_Input material_
↓

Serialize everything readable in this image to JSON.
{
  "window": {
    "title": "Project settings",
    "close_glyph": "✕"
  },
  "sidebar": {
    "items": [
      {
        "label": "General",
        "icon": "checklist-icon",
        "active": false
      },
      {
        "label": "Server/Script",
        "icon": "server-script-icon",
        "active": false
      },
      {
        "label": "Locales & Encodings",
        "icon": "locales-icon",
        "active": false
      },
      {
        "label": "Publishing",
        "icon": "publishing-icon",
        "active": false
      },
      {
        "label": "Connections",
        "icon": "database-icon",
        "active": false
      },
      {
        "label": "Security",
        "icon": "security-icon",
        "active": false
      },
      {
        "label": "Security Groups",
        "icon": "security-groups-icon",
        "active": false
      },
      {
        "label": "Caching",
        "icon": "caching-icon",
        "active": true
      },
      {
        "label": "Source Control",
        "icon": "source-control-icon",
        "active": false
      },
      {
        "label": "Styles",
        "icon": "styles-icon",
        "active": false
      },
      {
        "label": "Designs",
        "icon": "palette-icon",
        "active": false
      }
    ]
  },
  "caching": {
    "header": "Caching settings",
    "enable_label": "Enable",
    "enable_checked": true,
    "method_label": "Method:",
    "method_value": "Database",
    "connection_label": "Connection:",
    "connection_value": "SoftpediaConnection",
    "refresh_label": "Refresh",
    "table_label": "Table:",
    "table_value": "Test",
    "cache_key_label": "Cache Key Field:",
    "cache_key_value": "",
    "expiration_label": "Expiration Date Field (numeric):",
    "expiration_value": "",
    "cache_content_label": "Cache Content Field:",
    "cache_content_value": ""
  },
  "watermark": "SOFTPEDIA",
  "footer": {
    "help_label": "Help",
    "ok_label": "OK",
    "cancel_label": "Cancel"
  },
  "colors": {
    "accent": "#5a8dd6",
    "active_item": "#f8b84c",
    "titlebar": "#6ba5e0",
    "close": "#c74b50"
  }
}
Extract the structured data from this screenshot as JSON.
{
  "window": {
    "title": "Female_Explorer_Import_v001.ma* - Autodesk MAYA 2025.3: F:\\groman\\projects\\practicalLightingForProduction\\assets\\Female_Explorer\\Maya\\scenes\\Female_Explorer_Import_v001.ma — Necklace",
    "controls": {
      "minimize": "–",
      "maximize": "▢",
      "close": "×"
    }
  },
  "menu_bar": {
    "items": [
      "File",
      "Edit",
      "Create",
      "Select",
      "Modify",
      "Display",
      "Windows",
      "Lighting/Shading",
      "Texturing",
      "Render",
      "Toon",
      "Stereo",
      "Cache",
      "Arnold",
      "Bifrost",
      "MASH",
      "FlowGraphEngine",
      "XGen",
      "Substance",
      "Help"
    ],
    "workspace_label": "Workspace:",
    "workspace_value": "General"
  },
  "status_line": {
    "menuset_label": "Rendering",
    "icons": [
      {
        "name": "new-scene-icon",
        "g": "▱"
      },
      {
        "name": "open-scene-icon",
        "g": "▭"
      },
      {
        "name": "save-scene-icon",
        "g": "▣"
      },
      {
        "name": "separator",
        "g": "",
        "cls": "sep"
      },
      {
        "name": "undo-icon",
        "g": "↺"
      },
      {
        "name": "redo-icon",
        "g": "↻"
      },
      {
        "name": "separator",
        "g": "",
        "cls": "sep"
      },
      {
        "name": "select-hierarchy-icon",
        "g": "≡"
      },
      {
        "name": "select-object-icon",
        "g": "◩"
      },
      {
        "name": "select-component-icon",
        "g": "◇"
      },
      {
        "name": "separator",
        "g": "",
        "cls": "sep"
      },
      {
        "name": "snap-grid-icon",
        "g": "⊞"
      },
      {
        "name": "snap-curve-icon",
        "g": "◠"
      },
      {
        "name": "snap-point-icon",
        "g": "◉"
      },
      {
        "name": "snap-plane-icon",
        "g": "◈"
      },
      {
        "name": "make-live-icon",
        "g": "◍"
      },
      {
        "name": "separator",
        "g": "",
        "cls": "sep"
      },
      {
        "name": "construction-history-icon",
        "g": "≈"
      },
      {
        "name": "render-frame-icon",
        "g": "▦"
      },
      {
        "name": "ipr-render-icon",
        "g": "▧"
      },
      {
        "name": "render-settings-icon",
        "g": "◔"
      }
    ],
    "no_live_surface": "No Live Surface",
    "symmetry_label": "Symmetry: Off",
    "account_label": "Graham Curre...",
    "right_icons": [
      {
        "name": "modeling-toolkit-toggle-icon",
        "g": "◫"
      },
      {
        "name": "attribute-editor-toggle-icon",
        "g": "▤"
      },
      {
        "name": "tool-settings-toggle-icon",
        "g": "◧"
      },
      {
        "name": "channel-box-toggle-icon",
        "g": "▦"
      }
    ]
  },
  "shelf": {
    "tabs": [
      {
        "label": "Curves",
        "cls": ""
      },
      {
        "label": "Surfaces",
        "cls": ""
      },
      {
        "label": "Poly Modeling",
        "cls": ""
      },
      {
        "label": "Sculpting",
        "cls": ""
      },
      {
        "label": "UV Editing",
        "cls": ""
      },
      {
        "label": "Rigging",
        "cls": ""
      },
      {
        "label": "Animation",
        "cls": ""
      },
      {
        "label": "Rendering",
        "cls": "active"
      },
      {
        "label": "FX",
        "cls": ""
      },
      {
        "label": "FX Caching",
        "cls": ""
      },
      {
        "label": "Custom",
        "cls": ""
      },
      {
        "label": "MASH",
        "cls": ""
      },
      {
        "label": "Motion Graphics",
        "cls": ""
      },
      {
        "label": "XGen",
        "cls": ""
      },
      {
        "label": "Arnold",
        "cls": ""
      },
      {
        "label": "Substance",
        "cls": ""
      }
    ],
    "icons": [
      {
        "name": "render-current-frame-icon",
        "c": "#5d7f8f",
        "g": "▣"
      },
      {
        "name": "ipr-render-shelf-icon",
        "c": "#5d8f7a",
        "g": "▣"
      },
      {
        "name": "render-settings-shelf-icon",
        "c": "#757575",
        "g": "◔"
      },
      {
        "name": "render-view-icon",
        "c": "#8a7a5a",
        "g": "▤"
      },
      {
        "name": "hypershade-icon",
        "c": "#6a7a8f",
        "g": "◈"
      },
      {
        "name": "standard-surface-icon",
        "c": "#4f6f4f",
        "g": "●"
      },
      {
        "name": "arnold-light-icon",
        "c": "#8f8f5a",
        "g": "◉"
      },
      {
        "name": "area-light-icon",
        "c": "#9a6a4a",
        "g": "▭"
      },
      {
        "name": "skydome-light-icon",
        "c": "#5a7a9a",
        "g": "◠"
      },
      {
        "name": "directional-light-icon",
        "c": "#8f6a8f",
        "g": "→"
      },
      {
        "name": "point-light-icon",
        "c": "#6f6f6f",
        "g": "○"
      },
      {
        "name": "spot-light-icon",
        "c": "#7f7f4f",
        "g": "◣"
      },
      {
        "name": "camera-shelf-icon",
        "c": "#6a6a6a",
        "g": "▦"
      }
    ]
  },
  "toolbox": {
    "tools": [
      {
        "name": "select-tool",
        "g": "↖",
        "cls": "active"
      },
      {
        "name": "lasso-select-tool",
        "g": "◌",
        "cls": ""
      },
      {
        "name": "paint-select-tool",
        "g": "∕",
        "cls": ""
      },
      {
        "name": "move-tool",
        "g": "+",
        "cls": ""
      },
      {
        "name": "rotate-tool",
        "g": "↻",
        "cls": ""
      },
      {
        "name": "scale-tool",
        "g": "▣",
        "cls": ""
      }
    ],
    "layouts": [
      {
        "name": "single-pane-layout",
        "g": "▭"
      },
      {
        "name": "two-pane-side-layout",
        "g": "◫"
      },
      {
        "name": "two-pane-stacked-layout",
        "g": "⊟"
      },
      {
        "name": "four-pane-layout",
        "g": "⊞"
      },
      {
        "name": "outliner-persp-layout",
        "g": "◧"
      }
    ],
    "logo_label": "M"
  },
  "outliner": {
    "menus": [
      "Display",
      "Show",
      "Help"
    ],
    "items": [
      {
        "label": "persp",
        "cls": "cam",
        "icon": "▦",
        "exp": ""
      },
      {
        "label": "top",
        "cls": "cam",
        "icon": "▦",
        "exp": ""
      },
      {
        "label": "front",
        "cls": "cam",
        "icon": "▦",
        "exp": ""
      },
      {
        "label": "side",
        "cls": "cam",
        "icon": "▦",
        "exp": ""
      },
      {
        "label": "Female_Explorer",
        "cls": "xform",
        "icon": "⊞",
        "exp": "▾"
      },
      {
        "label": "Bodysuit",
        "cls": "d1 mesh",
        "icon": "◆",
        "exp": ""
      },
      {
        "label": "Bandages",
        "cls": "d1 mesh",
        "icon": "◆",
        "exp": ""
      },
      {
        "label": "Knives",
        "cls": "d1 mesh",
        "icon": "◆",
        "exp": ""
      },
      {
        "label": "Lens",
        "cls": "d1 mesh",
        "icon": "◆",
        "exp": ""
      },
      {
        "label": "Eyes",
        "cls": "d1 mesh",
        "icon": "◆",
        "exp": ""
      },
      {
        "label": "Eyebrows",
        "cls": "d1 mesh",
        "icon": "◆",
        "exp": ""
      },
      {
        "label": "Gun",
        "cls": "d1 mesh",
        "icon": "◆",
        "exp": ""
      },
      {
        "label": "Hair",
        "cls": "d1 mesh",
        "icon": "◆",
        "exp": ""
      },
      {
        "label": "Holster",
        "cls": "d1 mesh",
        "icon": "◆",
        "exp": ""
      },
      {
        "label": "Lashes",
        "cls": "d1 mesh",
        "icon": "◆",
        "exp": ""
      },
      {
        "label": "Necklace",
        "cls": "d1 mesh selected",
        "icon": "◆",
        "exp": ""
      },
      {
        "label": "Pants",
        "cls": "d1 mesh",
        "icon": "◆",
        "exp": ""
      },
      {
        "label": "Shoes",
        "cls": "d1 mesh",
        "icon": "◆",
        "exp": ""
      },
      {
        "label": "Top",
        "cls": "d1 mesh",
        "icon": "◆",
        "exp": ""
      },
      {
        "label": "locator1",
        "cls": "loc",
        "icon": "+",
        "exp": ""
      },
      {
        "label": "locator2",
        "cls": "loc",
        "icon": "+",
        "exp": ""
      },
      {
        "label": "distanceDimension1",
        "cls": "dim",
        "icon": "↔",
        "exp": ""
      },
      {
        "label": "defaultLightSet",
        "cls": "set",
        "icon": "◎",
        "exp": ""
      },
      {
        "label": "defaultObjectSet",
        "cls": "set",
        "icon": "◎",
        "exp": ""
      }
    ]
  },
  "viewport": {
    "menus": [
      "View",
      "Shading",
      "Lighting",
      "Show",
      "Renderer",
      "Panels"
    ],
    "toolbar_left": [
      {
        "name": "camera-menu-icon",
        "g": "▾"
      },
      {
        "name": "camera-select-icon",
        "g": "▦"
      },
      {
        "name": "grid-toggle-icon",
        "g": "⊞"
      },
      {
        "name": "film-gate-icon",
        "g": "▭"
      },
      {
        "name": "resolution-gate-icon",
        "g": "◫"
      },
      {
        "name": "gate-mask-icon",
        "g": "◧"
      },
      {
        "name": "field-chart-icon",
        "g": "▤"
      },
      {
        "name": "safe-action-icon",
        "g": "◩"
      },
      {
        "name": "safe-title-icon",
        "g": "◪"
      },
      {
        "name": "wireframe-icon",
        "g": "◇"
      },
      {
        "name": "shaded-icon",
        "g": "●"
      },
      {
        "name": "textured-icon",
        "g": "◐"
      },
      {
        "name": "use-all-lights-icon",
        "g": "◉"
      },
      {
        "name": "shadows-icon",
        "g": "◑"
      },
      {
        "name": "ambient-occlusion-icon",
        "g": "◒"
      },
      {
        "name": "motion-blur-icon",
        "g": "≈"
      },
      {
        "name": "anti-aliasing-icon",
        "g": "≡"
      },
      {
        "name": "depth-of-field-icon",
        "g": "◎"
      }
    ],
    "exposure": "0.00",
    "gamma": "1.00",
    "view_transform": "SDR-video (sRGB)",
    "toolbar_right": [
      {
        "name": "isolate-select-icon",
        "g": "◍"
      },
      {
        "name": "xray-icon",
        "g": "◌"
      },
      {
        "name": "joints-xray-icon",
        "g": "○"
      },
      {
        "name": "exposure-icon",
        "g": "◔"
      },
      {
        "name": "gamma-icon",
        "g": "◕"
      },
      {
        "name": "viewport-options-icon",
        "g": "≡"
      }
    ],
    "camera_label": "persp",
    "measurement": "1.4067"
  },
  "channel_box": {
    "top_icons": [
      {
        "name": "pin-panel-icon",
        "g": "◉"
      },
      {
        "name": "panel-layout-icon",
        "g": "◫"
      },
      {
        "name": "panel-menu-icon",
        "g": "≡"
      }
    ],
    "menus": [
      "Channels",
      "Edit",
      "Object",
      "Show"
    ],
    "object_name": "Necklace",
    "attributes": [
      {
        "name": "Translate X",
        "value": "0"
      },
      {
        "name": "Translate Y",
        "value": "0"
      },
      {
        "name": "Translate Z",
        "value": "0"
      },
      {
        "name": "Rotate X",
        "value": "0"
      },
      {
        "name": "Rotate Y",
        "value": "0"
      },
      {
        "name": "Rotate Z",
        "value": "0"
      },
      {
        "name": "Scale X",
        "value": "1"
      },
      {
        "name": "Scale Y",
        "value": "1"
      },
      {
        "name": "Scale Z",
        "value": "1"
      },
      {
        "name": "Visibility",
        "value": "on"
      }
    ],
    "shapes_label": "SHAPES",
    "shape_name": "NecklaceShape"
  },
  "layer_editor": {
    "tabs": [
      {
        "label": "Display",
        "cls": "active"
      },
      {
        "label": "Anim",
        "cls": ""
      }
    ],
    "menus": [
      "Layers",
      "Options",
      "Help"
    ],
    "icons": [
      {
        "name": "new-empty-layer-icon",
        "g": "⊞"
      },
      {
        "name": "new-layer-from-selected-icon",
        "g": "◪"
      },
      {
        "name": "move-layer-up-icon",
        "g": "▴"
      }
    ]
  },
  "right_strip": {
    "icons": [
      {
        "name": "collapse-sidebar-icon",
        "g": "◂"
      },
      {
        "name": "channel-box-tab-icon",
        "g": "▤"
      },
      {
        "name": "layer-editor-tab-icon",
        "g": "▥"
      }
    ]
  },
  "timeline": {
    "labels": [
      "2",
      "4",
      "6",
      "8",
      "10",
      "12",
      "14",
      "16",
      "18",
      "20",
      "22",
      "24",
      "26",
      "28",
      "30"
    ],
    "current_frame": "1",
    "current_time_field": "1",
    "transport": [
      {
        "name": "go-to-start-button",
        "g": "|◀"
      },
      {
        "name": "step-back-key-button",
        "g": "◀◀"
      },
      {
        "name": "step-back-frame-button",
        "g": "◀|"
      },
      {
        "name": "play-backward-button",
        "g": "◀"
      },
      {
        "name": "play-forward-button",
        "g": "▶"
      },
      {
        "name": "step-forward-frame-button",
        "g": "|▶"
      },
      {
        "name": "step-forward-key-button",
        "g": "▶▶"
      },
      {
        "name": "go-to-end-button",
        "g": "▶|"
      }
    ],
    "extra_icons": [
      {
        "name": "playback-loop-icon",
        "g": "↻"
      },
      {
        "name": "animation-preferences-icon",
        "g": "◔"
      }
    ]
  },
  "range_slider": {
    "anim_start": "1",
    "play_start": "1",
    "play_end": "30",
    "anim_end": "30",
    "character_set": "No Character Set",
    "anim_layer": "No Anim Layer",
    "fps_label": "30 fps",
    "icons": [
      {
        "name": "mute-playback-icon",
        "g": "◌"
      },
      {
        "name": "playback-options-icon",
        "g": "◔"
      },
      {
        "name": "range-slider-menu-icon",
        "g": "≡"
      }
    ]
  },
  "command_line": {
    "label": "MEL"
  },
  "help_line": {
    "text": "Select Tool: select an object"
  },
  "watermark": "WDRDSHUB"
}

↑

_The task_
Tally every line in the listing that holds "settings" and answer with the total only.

_Task answer_
5